### REQUIREMENT
Identify, in the records below, every line where the string "What" appears, and copy each such line.

--- DATASET CONTENT Enclosed Below ---

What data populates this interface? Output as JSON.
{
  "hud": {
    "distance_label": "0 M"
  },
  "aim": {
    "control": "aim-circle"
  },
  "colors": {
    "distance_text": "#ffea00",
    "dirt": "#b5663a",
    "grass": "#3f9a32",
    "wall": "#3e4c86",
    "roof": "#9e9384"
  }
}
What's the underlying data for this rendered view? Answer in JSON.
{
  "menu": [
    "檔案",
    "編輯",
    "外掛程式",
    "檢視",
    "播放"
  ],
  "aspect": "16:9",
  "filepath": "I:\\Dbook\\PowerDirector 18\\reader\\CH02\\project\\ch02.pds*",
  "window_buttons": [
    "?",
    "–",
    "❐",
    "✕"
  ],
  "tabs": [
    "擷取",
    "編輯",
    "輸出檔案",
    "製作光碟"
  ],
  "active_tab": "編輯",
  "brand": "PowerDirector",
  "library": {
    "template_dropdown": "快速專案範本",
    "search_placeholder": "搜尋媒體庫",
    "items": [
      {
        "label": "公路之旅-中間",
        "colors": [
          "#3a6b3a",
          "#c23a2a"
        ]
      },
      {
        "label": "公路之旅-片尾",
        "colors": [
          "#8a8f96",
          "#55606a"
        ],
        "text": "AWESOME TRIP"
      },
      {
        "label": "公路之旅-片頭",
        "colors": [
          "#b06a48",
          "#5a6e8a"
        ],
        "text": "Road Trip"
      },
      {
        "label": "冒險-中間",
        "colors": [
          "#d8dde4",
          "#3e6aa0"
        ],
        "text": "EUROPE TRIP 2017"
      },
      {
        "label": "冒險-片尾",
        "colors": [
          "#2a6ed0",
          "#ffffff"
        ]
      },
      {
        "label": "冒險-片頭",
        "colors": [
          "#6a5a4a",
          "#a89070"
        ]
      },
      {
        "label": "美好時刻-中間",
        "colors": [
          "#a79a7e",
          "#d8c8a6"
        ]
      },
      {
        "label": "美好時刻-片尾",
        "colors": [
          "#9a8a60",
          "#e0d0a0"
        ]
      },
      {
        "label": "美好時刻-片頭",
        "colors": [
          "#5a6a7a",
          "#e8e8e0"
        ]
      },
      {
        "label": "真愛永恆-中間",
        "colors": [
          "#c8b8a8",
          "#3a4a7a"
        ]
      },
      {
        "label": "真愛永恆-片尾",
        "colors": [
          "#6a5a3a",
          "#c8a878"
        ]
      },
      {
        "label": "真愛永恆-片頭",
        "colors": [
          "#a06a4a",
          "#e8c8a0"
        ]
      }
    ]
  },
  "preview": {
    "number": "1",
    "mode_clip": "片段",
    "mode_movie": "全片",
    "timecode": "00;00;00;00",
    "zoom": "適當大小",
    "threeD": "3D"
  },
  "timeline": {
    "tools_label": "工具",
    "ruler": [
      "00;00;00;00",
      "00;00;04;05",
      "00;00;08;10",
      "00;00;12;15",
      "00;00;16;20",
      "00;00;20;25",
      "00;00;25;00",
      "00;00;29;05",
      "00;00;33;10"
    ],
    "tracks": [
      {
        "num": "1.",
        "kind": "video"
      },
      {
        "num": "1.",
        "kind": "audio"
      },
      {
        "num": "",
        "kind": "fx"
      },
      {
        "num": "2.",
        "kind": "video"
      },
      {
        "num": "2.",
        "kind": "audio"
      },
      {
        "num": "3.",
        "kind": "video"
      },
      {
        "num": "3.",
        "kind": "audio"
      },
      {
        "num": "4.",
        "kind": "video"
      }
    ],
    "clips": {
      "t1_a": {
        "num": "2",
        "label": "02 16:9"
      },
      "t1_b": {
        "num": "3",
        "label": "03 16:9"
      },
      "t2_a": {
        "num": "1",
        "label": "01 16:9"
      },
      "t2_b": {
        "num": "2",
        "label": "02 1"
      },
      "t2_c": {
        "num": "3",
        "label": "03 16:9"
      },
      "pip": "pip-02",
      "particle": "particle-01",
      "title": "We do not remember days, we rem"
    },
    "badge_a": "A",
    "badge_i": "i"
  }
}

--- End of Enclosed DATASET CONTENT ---

### TASK RESPONSE
What data populates this interface? Output as JSON.
What's the underlying data for this rendered view? Answer in JSON.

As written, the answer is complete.